After that we decided to prepare some defences of our own. Stephen channeled his Fenian roots and set up some booby traps. First we tied thin string between a pipe on the wall and a glass bottle. We made another the same, but hid the bottle behind a pillar. We made a similar one with a copper cup and put it on our back steps. I sprinkled rice and dry pasta on the ground under our window.
But then Stephen got carried away and rigged up a contraption that would have caused certain death to some poor, albeit naughty, robber. There was a ledge about halfway up our wall that we think the robbers were using to get between our house and the neighbour’s. Stephen put a plank on top of two jars on their side on the ledge so that the intruder would step on the plank, the jars would roll, and he would fall and clonk his head on the stone window sill of our house, just a metre away. It conjured up horrible images in my mind of broken skulls with blood oozing all over my baby son’s window. Trevor and I told Stephen to cool it on the para-military tactics.

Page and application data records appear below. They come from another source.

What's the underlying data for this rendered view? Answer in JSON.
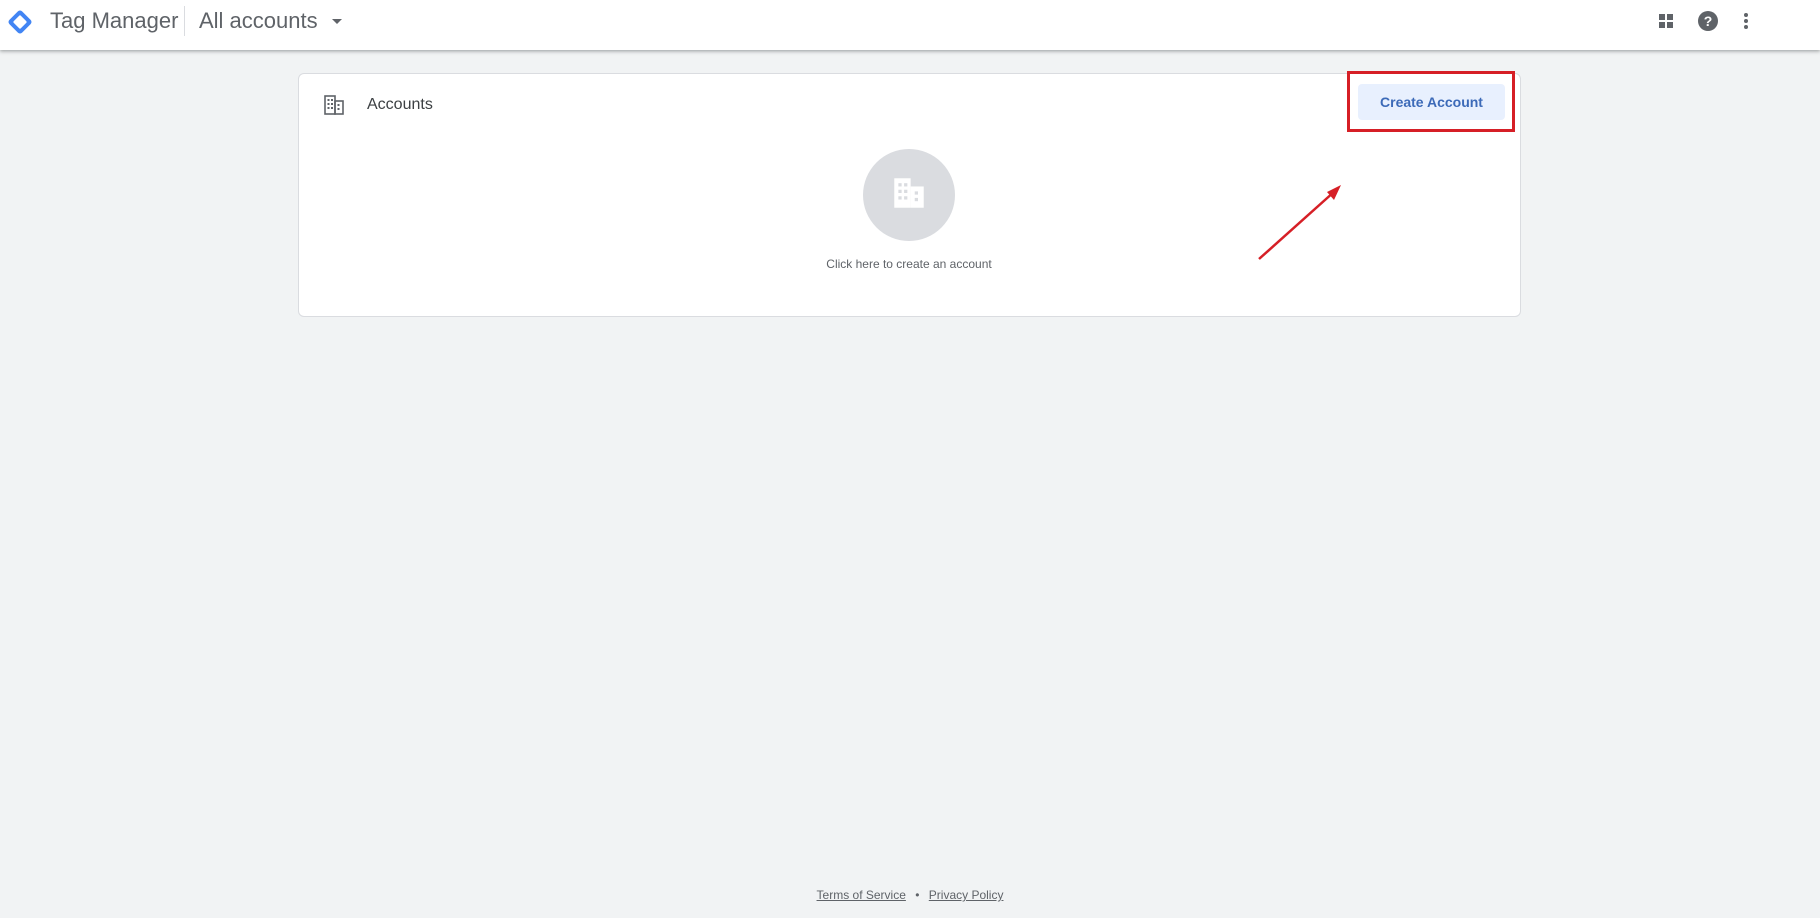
{
  "app": {
    "product_name": "Tag Manager",
    "account_switcher_label": "All accounts"
  },
  "header_icons": [
    {
      "name": "apps-grid-icon"
    },
    {
      "name": "help-icon"
    },
    {
      "name": "more-vert-icon"
    }
  ],
  "accounts_card": {
    "title": "Accounts",
    "create_button_label": "Create Account",
    "empty_state_text": "Click here to create an account"
  },
  "annotation": {
    "highlight_color": "#d61f26"
  },
  "footer": {
    "terms_label": "Terms of Service",
    "separator": "•",
    "privacy_label": "Privacy Policy"
  },
  "colors": {
    "background": "#f1f3f4",
    "button_bg": "#e8f0fe",
    "button_text": "#3c6ab8",
    "logo_blue": "#4285f4"
  }
}
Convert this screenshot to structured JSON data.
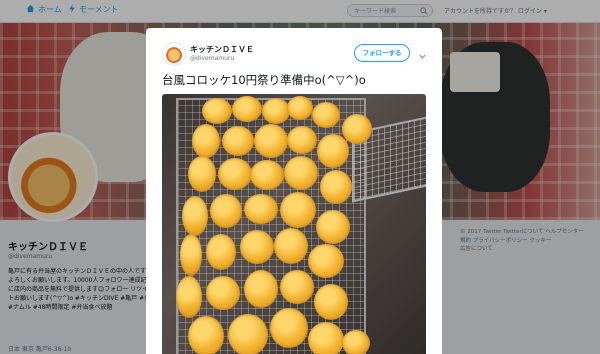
{
  "topbar": {
    "home_label": "ホーム",
    "moments_label": "モーメント",
    "search_placeholder": "キーワード検索",
    "account_text": "アカウントを所持ですか？ ログイン ▾"
  },
  "profile": {
    "name": "キッチンＤＩＶＥ",
    "handle": "@divemamuru",
    "bio": "亀戸に有る弁当屋のキッチンＤＩＶＥの中の人です😉よろしくお願いします。10000人フォロワー達成記念に店内の商品を無料で提供します😊フォロー リツイートお願いします(^▽^)o #キッチンDIVE #亀戸 #弁当 #ナムル #48時間限定 #弁当食べ放題",
    "location": "日本 東京 亀戸6-36-10"
  },
  "footer": {
    "line1": "© 2017 Twitter  Twitterについて  ヘルプセンター",
    "line2": "規約  プライバシーポリシー  クッキー",
    "line3": "広告について"
  },
  "tweet": {
    "author_name": "キッチンＤＩＶＥ",
    "author_handle": "@divemamuru",
    "follow_label": "フォローする",
    "text": "台風コロッケ10円祭り準備中o(^▽^)o"
  },
  "colors": {
    "accent": "#1da1f2",
    "text": "#14171a",
    "muted": "#657786"
  },
  "icons": {
    "home": "home-icon",
    "moments": "lightning-icon",
    "search": "search-icon",
    "caret": "chevron-down-icon"
  }
}
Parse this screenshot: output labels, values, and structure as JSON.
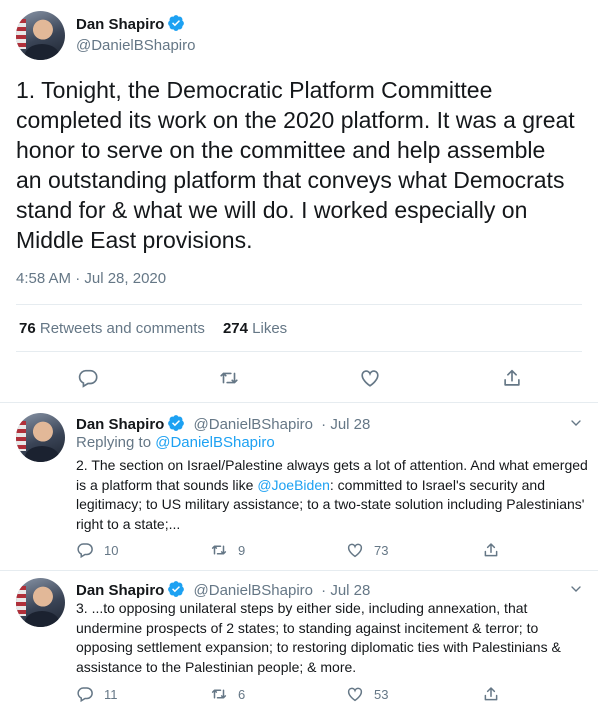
{
  "main_tweet": {
    "author_name": "Dan Shapiro",
    "author_handle": "@DanielBShapiro",
    "text": "1. Tonight, the Democratic Platform Committee completed its work on the 2020 platform. It was a great honor to serve on the committee and help assemble an outstanding platform that conveys what Democrats stand for & what we will do. I worked especially on Middle East provisions.",
    "timestamp": "4:58 AM · Jul 28, 2020",
    "retweets_count": "76",
    "retweets_label": "Retweets and comments",
    "likes_count": "274",
    "likes_label": "Likes"
  },
  "replies": [
    {
      "author_name": "Dan Shapiro",
      "author_handle": "@DanielBShapiro",
      "date": "· Jul 28",
      "replying_prefix": "Replying to",
      "replying_handle": "@DanielBShapiro",
      "text_before": "2. The section on Israel/Palestine always gets a lot of attention. And what emerged is a platform that sounds like ",
      "text_mention": "@JoeBiden",
      "text_after": ": committed to Israel's security and legitimacy; to US military assistance; to a two-state solution including Palestinians' right to a state;...",
      "comments": "10",
      "retweets": "9",
      "likes": "73"
    },
    {
      "author_name": "Dan Shapiro",
      "author_handle": "@DanielBShapiro",
      "date": "· Jul 28",
      "text": "3. ...to opposing unilateral steps by either side, including annexation, that undermine prospects of 2 states; to standing against incitement & terror; to opposing settlement expansion; to restoring diplomatic ties with Palestinians & assistance to the Palestinian people; & more.",
      "comments": "11",
      "retweets": "6",
      "likes": "53"
    }
  ],
  "icons": {
    "verified": "verified-badge-icon",
    "comment": "comment-icon",
    "retweet": "retweet-icon",
    "like": "heart-icon",
    "share": "share-icon",
    "more": "chevron-down-icon"
  },
  "colors": {
    "accent": "#1da1f2",
    "muted": "#657786",
    "text": "#14171a",
    "divider": "#e6ecf0"
  }
}
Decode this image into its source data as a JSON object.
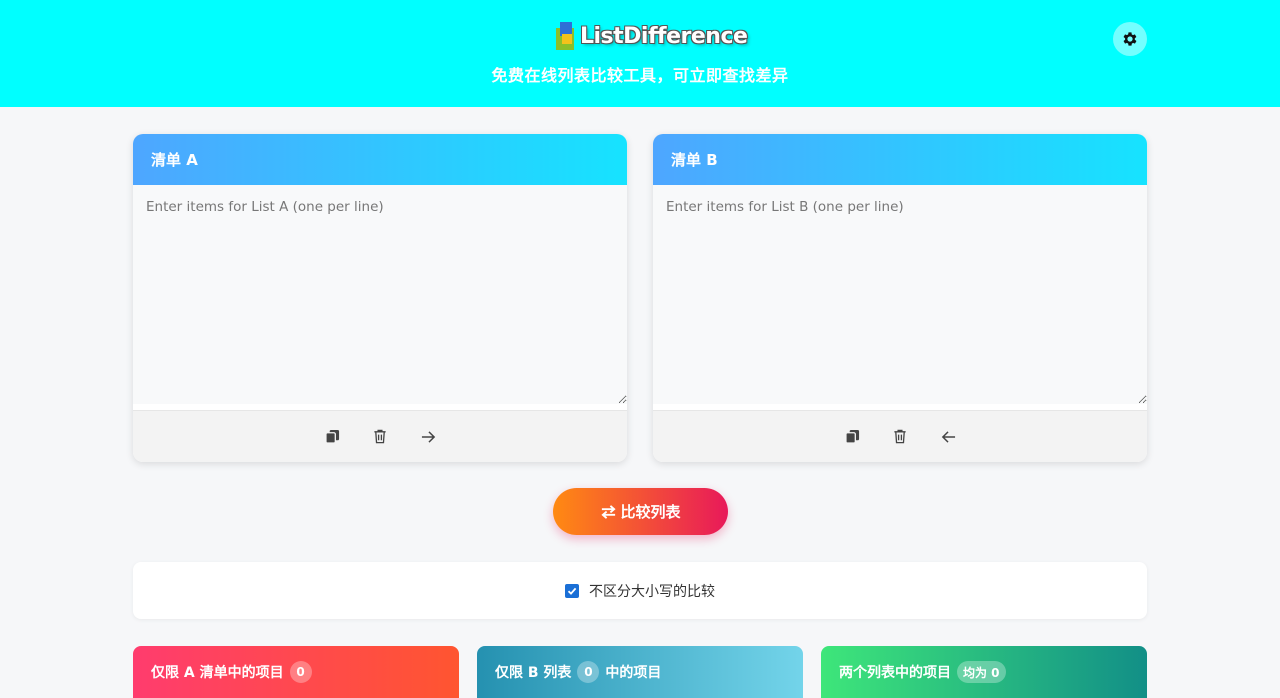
{
  "header": {
    "logo_text": "ListDifference",
    "tagline": "免费在线列表比较工具，可立即查找差异",
    "theme_icon": "gear-icon",
    "background": "#00ffff"
  },
  "list_a": {
    "title": "清单 A",
    "placeholder": "Enter items for List A (one per line)",
    "value": "",
    "tools": [
      "copy-icon",
      "trash-icon",
      "arrow-right-icon"
    ]
  },
  "list_b": {
    "title": "清单 B",
    "placeholder": "Enter items for List B (one per line)",
    "value": "",
    "tools": [
      "copy-icon",
      "trash-icon",
      "arrow-left-icon"
    ]
  },
  "compare_button": {
    "label": "比较列表",
    "icon": "swap-icon"
  },
  "options": {
    "case_insensitive_label": "不区分大小写的比较",
    "case_insensitive_checked": true
  },
  "results": {
    "only_a": {
      "label": "仅限 A 清单中的项目",
      "count": "0",
      "color": "#ff3c6e"
    },
    "only_b": {
      "label_before": "仅限 B 列表",
      "count": "0",
      "label_after": "中的项目",
      "color": "#2591b0"
    },
    "both": {
      "label": "两个列表中的项目",
      "count": "均为 0",
      "color": "#128f87"
    }
  }
}
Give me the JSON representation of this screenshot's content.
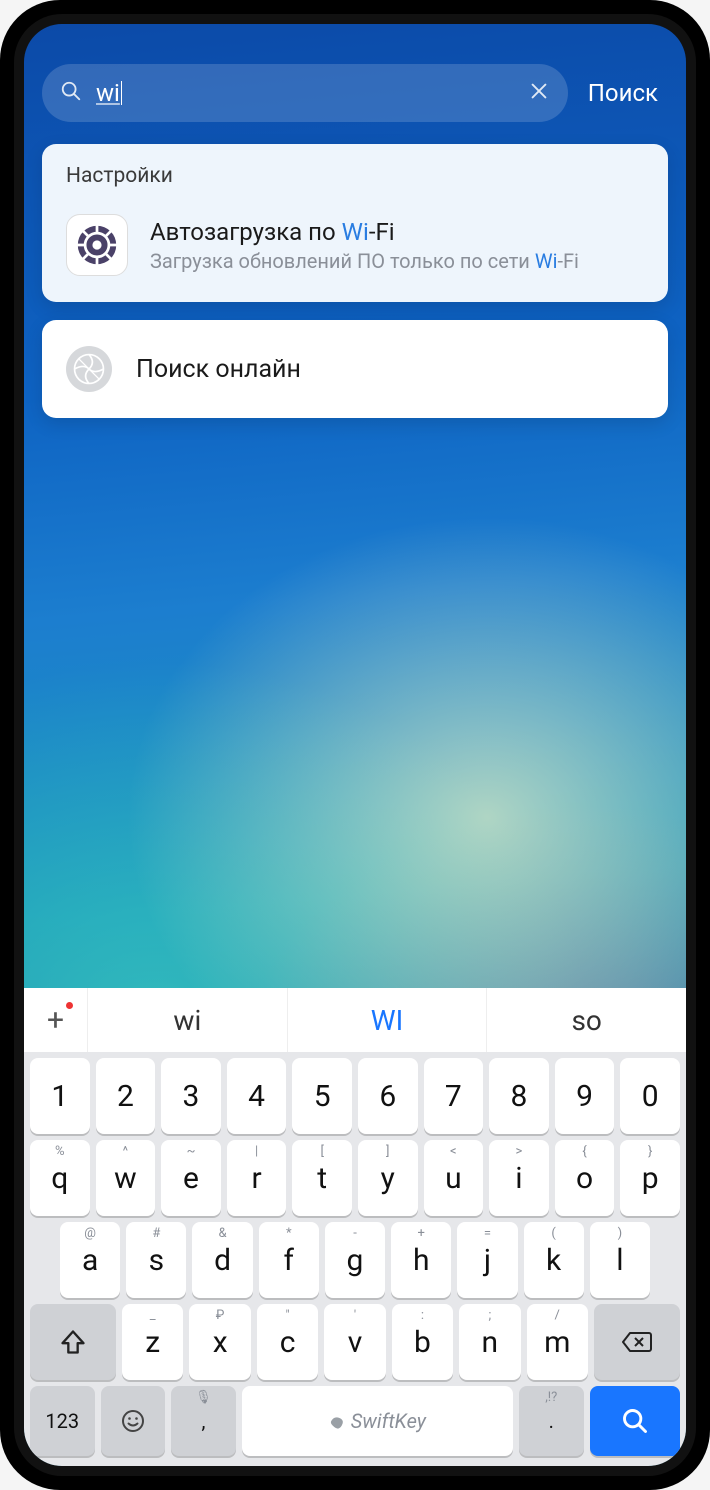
{
  "search": {
    "value": "wi",
    "action_label": "Поиск"
  },
  "results": {
    "section_title": "Настройки",
    "item": {
      "title_pre": "Автозагрузка по ",
      "title_hl": "Wi",
      "title_post": "-Fi",
      "sub_pre": "Загрузка обновлений ПО только по сети ",
      "sub_hl": "Wi",
      "sub_post": "-Fi"
    }
  },
  "online_search_label": "Поиск онлайн",
  "suggestions": {
    "a": "wi",
    "b": "WI",
    "c": "so"
  },
  "keyboard": {
    "row_num": [
      "1",
      "2",
      "3",
      "4",
      "5",
      "6",
      "7",
      "8",
      "9",
      "0"
    ],
    "row1": {
      "main": [
        "q",
        "w",
        "e",
        "r",
        "t",
        "y",
        "u",
        "i",
        "o",
        "p"
      ],
      "sec": [
        "%",
        "^",
        "~",
        "|",
        "[",
        "]",
        "<",
        ">",
        "{",
        "}"
      ]
    },
    "row2": {
      "main": [
        "a",
        "s",
        "d",
        "f",
        "g",
        "h",
        "j",
        "k",
        "l"
      ],
      "sec": [
        "@",
        "#",
        "&",
        "*",
        "-",
        "+",
        "=",
        "(",
        ")"
      ]
    },
    "row3": {
      "main": [
        "z",
        "x",
        "c",
        "v",
        "b",
        "n",
        "m"
      ],
      "sec": [
        "_",
        "₽",
        "\"",
        "'",
        ":",
        ";",
        "/"
      ]
    },
    "bottom": {
      "mode": "123",
      "comma_sec": "🎤",
      "comma": ",",
      "space": "SwiftKey",
      "period": ".",
      "period_sec": ",!?"
    }
  }
}
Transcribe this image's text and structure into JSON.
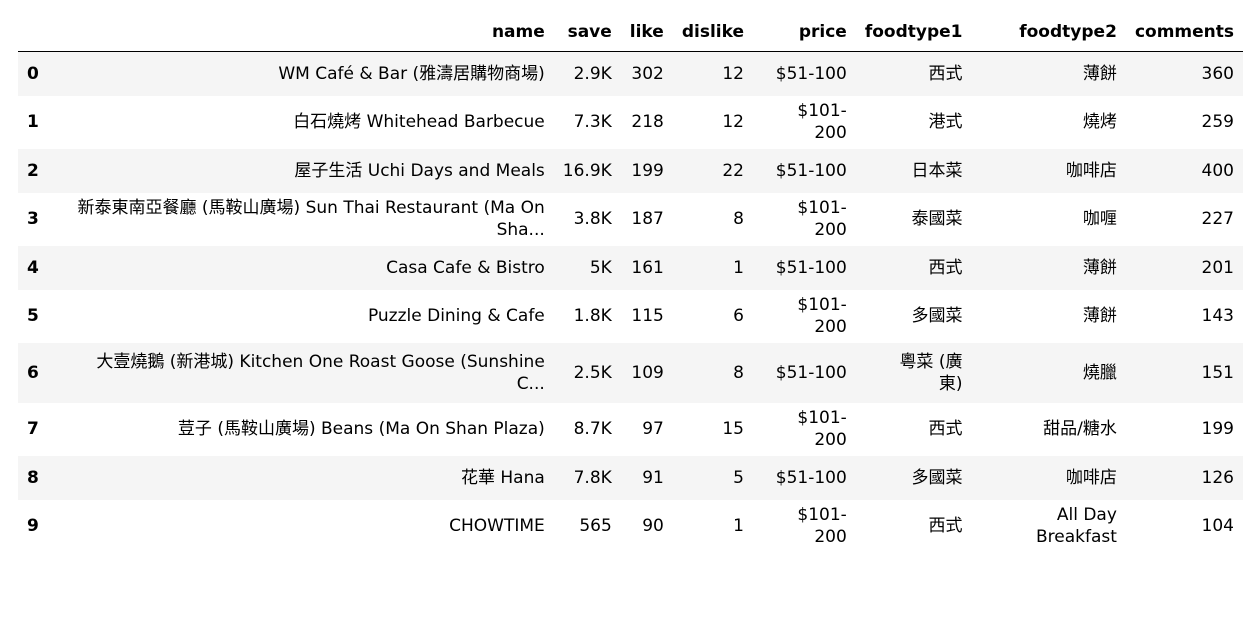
{
  "table": {
    "columns": [
      "name",
      "save",
      "like",
      "dislike",
      "price",
      "foodtype1",
      "foodtype2",
      "comments"
    ],
    "rows": [
      {
        "index": "0",
        "name": "WM Café & Bar (雅濤居購物商場)",
        "save": "2.9K",
        "like": "302",
        "dislike": "12",
        "price": "$51-100",
        "foodtype1": "西式",
        "foodtype2": "薄餅",
        "comments": "360"
      },
      {
        "index": "1",
        "name": "白石燒烤 Whitehead Barbecue",
        "save": "7.3K",
        "like": "218",
        "dislike": "12",
        "price": "$101-200",
        "foodtype1": "港式",
        "foodtype2": "燒烤",
        "comments": "259"
      },
      {
        "index": "2",
        "name": "屋子生活 Uchi Days and Meals",
        "save": "16.9K",
        "like": "199",
        "dislike": "22",
        "price": "$51-100",
        "foodtype1": "日本菜",
        "foodtype2": "咖啡店",
        "comments": "400"
      },
      {
        "index": "3",
        "name": "新泰東南亞餐廳 (馬鞍山廣場) Sun Thai Restaurant (Ma On Sha...",
        "save": "3.8K",
        "like": "187",
        "dislike": "8",
        "price": "$101-200",
        "foodtype1": "泰國菜",
        "foodtype2": "咖喱",
        "comments": "227"
      },
      {
        "index": "4",
        "name": "Casa Cafe & Bistro",
        "save": "5K",
        "like": "161",
        "dislike": "1",
        "price": "$51-100",
        "foodtype1": "西式",
        "foodtype2": "薄餅",
        "comments": "201"
      },
      {
        "index": "5",
        "name": "Puzzle Dining & Cafe",
        "save": "1.8K",
        "like": "115",
        "dislike": "6",
        "price": "$101-200",
        "foodtype1": "多國菜",
        "foodtype2": "薄餅",
        "comments": "143"
      },
      {
        "index": "6",
        "name": "大壹燒鵝 (新港城) Kitchen One Roast Goose (Sunshine C...",
        "save": "2.5K",
        "like": "109",
        "dislike": "8",
        "price": "$51-100",
        "foodtype1": "粵菜 (廣東)",
        "foodtype2": "燒臘",
        "comments": "151"
      },
      {
        "index": "7",
        "name": "荳子 (馬鞍山廣場) Beans (Ma On Shan Plaza)",
        "save": "8.7K",
        "like": "97",
        "dislike": "15",
        "price": "$101-200",
        "foodtype1": "西式",
        "foodtype2": "甜品/糖水",
        "comments": "199"
      },
      {
        "index": "8",
        "name": "花華 Hana",
        "save": "7.8K",
        "like": "91",
        "dislike": "5",
        "price": "$51-100",
        "foodtype1": "多國菜",
        "foodtype2": "咖啡店",
        "comments": "126"
      },
      {
        "index": "9",
        "name": "CHOWTIME",
        "save": "565",
        "like": "90",
        "dislike": "1",
        "price": "$101-200",
        "foodtype1": "西式",
        "foodtype2": "All Day Breakfast",
        "comments": "104"
      }
    ]
  }
}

As dark, dark night number 3 was closing in we settled into bed feeling confident that the naughty robbers didn’t know what they were up against. Again, in that place between wakefulness and dreams, I was sure I heard the sound of footsteps on rice and a glass bottle being placed on the ground. I lay still listening and wondering if I should disturb my tired husband. I shook him; “hey…are you awake?” He wasn’t. “I think I heard something.” Now we were both listening. “Are you sure love?” said doubting husband number 1. And then, as vindication, the larger, disguised bottle crashed to the ground followed by heavy footsteps fleeing the scene. Stephen leaped out of bed, up the hallway, out the front door and shouted at the naughty robber as he jumped our front wall.
Oh it was so exciting! Our trap had worked! We felt victorious. We felt like MacGyver. But, as so happens with adrenalin, the excitement wore off, and by morning I was a bit sad and scared. The prospect of dealing with robbers during daylight when my only comrade was Silas wasn’t as appealing as at nighttime with my gang.
Reflecting on these experiences is pretty funny now that we live in a place where we don’t lock the car, or even the front door. As I’ve always maintained, I don’t think the crime is a reason not to live in Jozi. Rather I think it’s a good reason to leave if you want. There’s a distinction. There are lots of good reasons to stay too, but you have to deal with the realities of crime, like bottle booby traps, potential burglaries and all the associated fear.